In case you are not familiar with the story of Cincinnatus, read here. Simply put, the idea of Cincinnatus at the plow has come to symbolize the myth of the citizen/leader, the simple man who works at his humble position until his country calls upon him to lead. Then, when his task is completed, he puts down the tools of government and goes back home to take up his plow and continue his humble work. To a certain extent, this motif is found in the story of how Washington was called to be the first leader of the new America. But nowadays, the ideal of Cincinnatus is not defined by a leader who is uncorrupt, but a leader who is just like you and me. In other words, the “greatness” of the myth has shifted from the humbleness of Cincinnatus to focus instead on his origins. The Common Man/Woman as leader – a person who is just like you or me, a person you could have a beer with, or sit next to at the beauty parlor. The problem with this, obviously, is that this presumes that the Common Man/Woman is fit to lead in the first place.
After listening to people over the Bush II years, I have come to the conclusion that for a certain percentage of people, what their elected officials think and believe is more important that what they do. For example, let’s talk about the ever-present abortion question. How a candidate feels about this particular issue is often a make-or-break point for the voters. But let’s think about this logically for a second. There is absolutely NO direct action that any one elected official can take to stop abortion. And on a federal level, one could very credibly argue that there is NOTHING a federal elected official can do. Certainly a President can try to pack the Court, but even that guarantees nothing. So does what they can or cannot do matter at all? Or do we just want a politician who seems to think like we do? For many, that answer is “YES!” And they would rather have a self-professed evangelical christian with a spotty track record and questionable employment history than someone with a top notch education who has spent much of their life working and volunteering.

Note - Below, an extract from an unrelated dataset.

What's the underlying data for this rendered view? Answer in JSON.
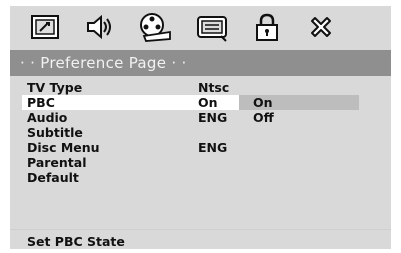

Sarah Palin is a perfect example. On one of the many Palin for President 2012 sites, I found the following rationale for why she is fit to lead this country:
“We may not be the obnoxious party, but the United States is still full of Godfearin‘, gun totin‘ patriotic Americans–people who believe in small government, lower taxes, and the freedom to make choices for themselves. There are also many of us who deeply desire a candidate who is full of integrity and is not part of the “Washington Elite”…someone a little like you and me.”

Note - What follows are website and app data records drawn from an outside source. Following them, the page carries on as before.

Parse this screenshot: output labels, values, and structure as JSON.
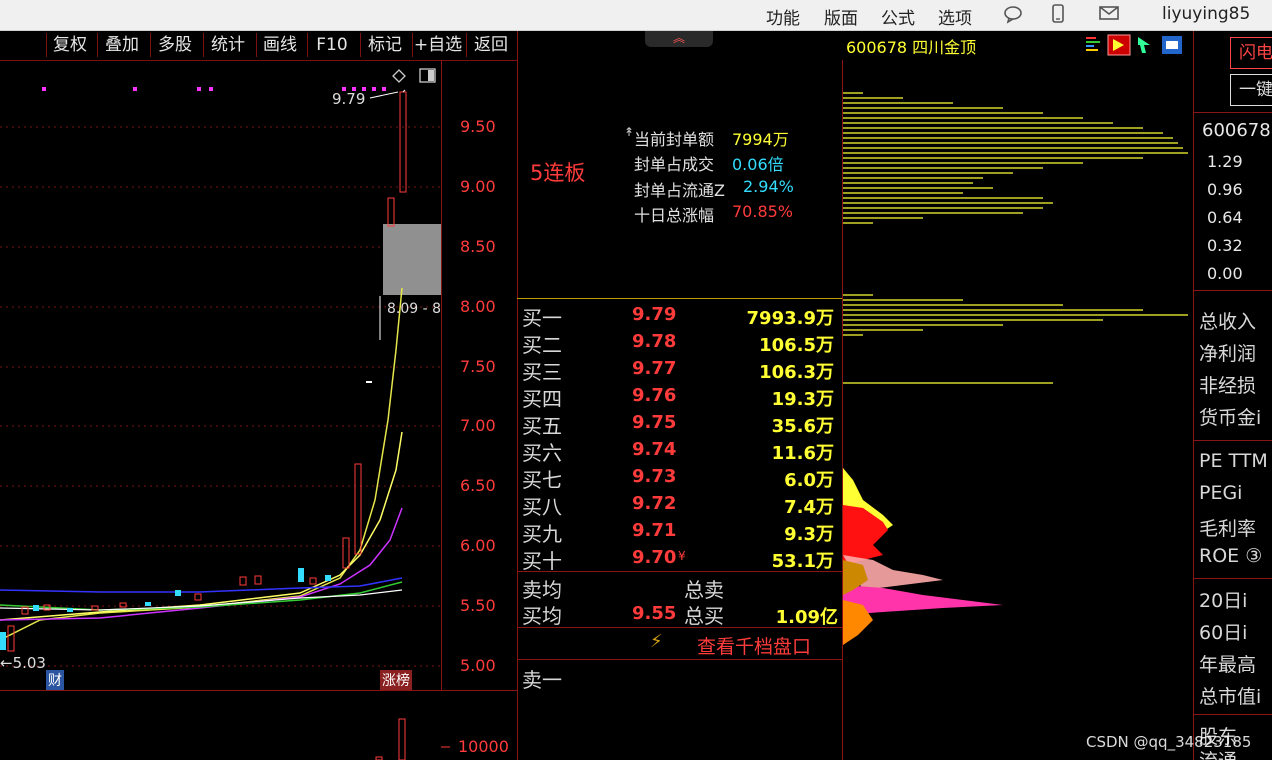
{
  "topbar": {
    "menu": [
      "功能",
      "版面",
      "公式",
      "选项"
    ],
    "user": "liyuying85"
  },
  "toolbar": {
    "buttons": [
      "复权",
      "叠加",
      "多股",
      "统计",
      "画线",
      "F10",
      "标记",
      "+自选",
      "返回"
    ]
  },
  "kchart": {
    "y_ticks": [
      "9.50",
      "9.00",
      "8.50",
      "8.00",
      "7.50",
      "7.00",
      "6.50",
      "6.00",
      "5.50",
      "5.00"
    ],
    "high_label": "9.79",
    "low_label": "5.03",
    "box_label": "8.09 - 8",
    "badge_left": "财",
    "badge_right": "涨榜",
    "vol_tick": "10000"
  },
  "limit_info": {
    "streak": "5连板",
    "rows": [
      {
        "label": "当前封单额",
        "value": "7994万",
        "color": "#ffff33"
      },
      {
        "label": "封单占成交",
        "value": "0.06倍",
        "color": "#33ddff"
      },
      {
        "label": "封单占流通Z",
        "value": "2.94%",
        "color": "#33ddff"
      },
      {
        "label": "十日总涨幅",
        "value": "70.85%",
        "color": "#ff3b3b"
      }
    ]
  },
  "orderbook": {
    "bids": [
      {
        "label": "买一",
        "price": "9.79",
        "vol": "7993.9万"
      },
      {
        "label": "买二",
        "price": "9.78",
        "vol": "106.5万"
      },
      {
        "label": "买三",
        "price": "9.77",
        "vol": "106.3万"
      },
      {
        "label": "买四",
        "price": "9.76",
        "vol": "19.3万"
      },
      {
        "label": "买五",
        "price": "9.75",
        "vol": "35.6万"
      },
      {
        "label": "买六",
        "price": "9.74",
        "vol": "11.6万"
      },
      {
        "label": "买七",
        "price": "9.73",
        "vol": "6.0万"
      },
      {
        "label": "买八",
        "price": "9.72",
        "vol": "7.4万"
      },
      {
        "label": "买九",
        "price": "9.71",
        "vol": "9.3万"
      },
      {
        "label": "买十",
        "price": "9.70",
        "vol": "53.1万"
      }
    ],
    "sell_avg_label": "卖均",
    "total_sell_label": "总卖",
    "buy_avg_label": "买均",
    "buy_avg": "9.55",
    "total_buy_label": "总买",
    "total_buy": "1.09亿",
    "depth_link": "查看千档盘口",
    "sell1_label": "卖一"
  },
  "stock_header": {
    "code_name": "600678 四川金顶"
  },
  "right_panel": {
    "btn1": "闪电",
    "btn2": "一键",
    "code": "600678",
    "scale": [
      "1.29",
      "0.96",
      "0.64",
      "0.32",
      "0.00"
    ],
    "fields": [
      "总收入",
      "净利润",
      "非经损",
      "货币金i",
      "PE TTM",
      "PEGi",
      "毛利率",
      "ROE ③",
      "20日i",
      "60日i",
      "年最高",
      "总市值i",
      "股东",
      "流通"
    ]
  },
  "watermark": "CSDN @qq_34823185",
  "colors": {
    "up": "#ff3b3b",
    "yellow": "#ffff33",
    "cyan": "#33ddff",
    "grid": "#8a1515"
  }
}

But how is she fit to lead? Because she thinks like you? Are YOU fit to lead? No? Then why is she? Because she doesn’t make you feel inferior? Because she believes in Creationism? Think about it this way…You’ve decided to get a tattoo. You can either go to Jack, who has his own tattoo shop and has been tattooing for 26 years is known to be the best artist around, or to Mark, who just bought a bunch of equipment, but has never done a real tattoo before. You are a Christian and have noticed that Mark has a Jesus fish on his car. You don’t know if Jack goes to church at all. So, where do you go to get your tattoo? Do you want to go to the guy who knows what he is doing or the guy who doesn’t know the first thing about tattooing, but might think like you? Perhaps it would do us all well to re-read the story of Cincinnatus and remember that it was his service to his country and his disdain for the trappings of power that made him a hero.